US broad M2 money supply increased by 27.5% in January 2021 from a year ago5. This measure includes bank current accounts, savings accounts (household and corporate) and the monetary base (i.e. the Federal Reserve’s balance sheet). To put this in context, it is the fastest growth rate in 150 years and even surpasses that seen in the 1940s when the US was ramping up war production. The reasons for this expansion are clear: the fiscal and monetary policies pursued by the US government has boosted citizens’ bank accounts as well as bank lending and has led to a multiplier effect of more money flowing through the financial system which in turn should drive-up economic growth.

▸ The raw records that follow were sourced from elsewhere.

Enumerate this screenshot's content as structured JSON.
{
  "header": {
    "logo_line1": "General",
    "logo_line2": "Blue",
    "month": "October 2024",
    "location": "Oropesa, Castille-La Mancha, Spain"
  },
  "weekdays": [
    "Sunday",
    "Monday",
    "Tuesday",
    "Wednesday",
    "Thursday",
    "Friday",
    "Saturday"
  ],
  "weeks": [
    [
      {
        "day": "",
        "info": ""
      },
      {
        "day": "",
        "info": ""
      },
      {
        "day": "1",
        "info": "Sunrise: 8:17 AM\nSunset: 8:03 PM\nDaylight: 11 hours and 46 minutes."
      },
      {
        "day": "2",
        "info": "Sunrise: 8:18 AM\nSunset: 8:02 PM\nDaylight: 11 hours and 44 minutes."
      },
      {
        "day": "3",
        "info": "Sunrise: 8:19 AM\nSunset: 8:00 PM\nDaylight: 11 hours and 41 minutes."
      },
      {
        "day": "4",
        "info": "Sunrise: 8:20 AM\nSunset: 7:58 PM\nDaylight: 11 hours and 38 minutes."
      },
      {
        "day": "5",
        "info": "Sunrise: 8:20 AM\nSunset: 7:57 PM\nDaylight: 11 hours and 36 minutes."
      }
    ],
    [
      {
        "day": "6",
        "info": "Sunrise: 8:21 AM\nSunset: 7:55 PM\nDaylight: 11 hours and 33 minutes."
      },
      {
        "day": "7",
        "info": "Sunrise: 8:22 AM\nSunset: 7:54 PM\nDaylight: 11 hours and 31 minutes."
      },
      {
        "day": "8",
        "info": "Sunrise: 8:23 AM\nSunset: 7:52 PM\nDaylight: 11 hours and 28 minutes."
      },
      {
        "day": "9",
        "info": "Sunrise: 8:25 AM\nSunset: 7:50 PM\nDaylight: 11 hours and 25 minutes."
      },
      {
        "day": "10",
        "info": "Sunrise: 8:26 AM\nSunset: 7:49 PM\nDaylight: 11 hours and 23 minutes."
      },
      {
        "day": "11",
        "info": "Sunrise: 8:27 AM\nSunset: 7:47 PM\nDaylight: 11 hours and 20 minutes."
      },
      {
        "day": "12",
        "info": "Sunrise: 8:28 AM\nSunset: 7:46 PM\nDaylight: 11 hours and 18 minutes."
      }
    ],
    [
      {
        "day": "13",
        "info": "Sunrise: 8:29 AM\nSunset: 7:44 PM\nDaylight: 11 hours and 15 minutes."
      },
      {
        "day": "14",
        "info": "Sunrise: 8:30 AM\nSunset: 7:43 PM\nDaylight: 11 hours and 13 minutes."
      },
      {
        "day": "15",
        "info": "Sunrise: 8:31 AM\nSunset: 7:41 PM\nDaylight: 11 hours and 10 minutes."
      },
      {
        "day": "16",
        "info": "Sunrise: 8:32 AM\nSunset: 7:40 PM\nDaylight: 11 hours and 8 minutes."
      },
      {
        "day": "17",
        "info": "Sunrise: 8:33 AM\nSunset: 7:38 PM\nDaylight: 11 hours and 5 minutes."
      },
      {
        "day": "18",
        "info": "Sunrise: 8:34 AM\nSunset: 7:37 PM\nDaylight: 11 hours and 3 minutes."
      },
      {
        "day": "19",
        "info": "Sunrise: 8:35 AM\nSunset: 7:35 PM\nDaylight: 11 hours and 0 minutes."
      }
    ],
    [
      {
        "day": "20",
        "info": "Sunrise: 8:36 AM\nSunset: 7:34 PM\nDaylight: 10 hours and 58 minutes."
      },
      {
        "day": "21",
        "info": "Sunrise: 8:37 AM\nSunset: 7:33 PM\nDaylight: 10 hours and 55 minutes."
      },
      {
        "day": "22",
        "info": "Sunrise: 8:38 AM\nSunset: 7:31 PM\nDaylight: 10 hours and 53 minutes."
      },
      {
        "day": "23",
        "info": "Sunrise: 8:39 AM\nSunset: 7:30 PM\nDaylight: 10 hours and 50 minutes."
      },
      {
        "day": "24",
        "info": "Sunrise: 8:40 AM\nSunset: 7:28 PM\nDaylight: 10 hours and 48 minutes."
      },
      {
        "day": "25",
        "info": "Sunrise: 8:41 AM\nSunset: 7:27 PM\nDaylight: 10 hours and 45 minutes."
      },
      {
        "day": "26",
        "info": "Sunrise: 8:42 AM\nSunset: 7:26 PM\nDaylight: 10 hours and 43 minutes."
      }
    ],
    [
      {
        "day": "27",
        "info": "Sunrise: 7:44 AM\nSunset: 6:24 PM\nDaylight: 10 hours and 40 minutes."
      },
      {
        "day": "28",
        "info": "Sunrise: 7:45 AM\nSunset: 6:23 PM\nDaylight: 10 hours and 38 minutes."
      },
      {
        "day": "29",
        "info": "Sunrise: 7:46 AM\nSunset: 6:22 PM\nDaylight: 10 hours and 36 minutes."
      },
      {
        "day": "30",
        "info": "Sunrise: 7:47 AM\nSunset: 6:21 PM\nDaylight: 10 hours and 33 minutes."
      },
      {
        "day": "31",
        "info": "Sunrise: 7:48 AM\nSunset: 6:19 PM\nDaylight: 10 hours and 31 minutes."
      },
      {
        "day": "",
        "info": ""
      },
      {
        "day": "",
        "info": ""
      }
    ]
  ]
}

However, greater money flows into the financial system also comes with risks. Recently, retail traders have taken advantage of easy access to money and low rates to leverage up their investments. Excluding what investors hold as cash and profits from previous trades, US net margin debt stands at a record $333bn6. By borrowing money at the “margin”, this can lead to significant market dislocation, where equity prices move far away from their underlying future earnings potential – see Market Highlights opposite on GameStop.
Moreover, traditional valuation metrics like the Price-to-Earnings ratio (PE) have also been inflated by an expansion in central bank balance sheets and money supply. While there can be little doubt that such valuation metrics are at historically elevated levels for equity markets, notably in the US, this should be considered in the context of historically low (unattractive) bond yields. Valuation metrics are also often poor market timing tools; they can become more stretched over long periods leading overly cautious investors to miss out. Considering that the consensus of analysts forecast strong global Earnings Per Share growth of nearly 29% for 2021 and a further 15% in 2022, valuation multiples can continue to expand to even higher levels to capture the positive company earnings backdrop and supportive money supply growth7.

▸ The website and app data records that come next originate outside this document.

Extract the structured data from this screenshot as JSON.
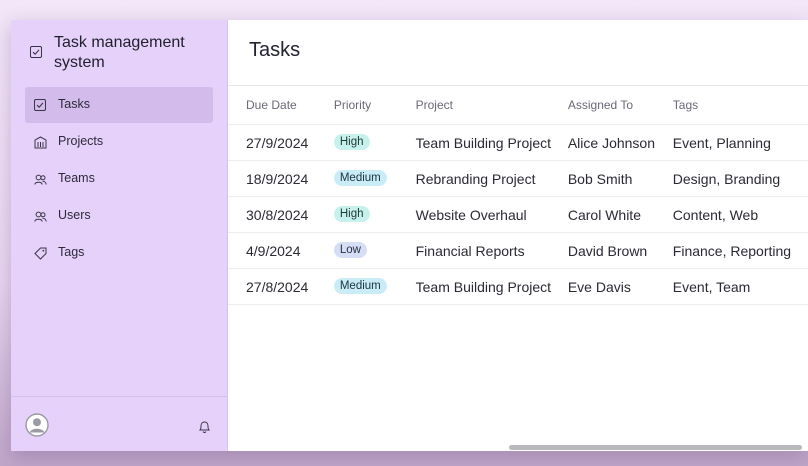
{
  "app": {
    "title": "Task management system"
  },
  "sidebar": {
    "items": [
      {
        "label": "Tasks",
        "icon": "checkbox-icon",
        "active": true
      },
      {
        "label": "Projects",
        "icon": "building-icon"
      },
      {
        "label": "Teams",
        "icon": "users-icon"
      },
      {
        "label": "Users",
        "icon": "users-icon"
      },
      {
        "label": "Tags",
        "icon": "tag-icon"
      }
    ]
  },
  "page": {
    "title": "Tasks"
  },
  "table": {
    "headers": [
      "Due Date",
      "Priority",
      "Project",
      "Assigned To",
      "Tags"
    ],
    "rows": [
      {
        "due": "27/9/2024",
        "priority": "High",
        "project": "Team Building Project",
        "assigned": "Alice Johnson",
        "tags": "Event, Planning"
      },
      {
        "due": "18/9/2024",
        "priority": "Medium",
        "project": "Rebranding Project",
        "assigned": "Bob Smith",
        "tags": "Design, Branding"
      },
      {
        "due": "30/8/2024",
        "priority": "High",
        "project": "Website Overhaul",
        "assigned": "Carol White",
        "tags": "Content, Web"
      },
      {
        "due": "4/9/2024",
        "priority": "Low",
        "project": "Financial Reports",
        "assigned": "David Brown",
        "tags": "Finance, Reporting"
      },
      {
        "due": "27/8/2024",
        "priority": "Medium",
        "project": "Team Building Project",
        "assigned": "Eve Davis",
        "tags": "Event, Team"
      }
    ]
  },
  "colors": {
    "sidebar_bg": "#e6d1fb",
    "active_item": "#d3bcec",
    "badge_high": "#c7f1ec",
    "badge_medium": "#c9ecf6",
    "badge_low": "#d6def5"
  }
}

1, 2, 4, 5, 7 Refinitiv Datastream, data as at 26 February 2021
3 ONS coronavirus COVID19 antibody data for the UK, data as at 21 February 2021
6 FINRA Margin Statistics, data as at 1 February 2021
By necessity, this briefing can only provide a short overview and it is essential to seek professional advice before applying the contents of this article. This briefing does not constitute advice nor a recommendation relating to the acquisition or disposal of investments. No responsibility can be taken for any loss arising from action taken or refrained from on the basis of this publication. Details correct at time of writing.
Please remember investment involves risk. The value of investments and the income from them can fall as well as rise and investors may not receive back the original amount invested. Past performance is not a guide to future performance.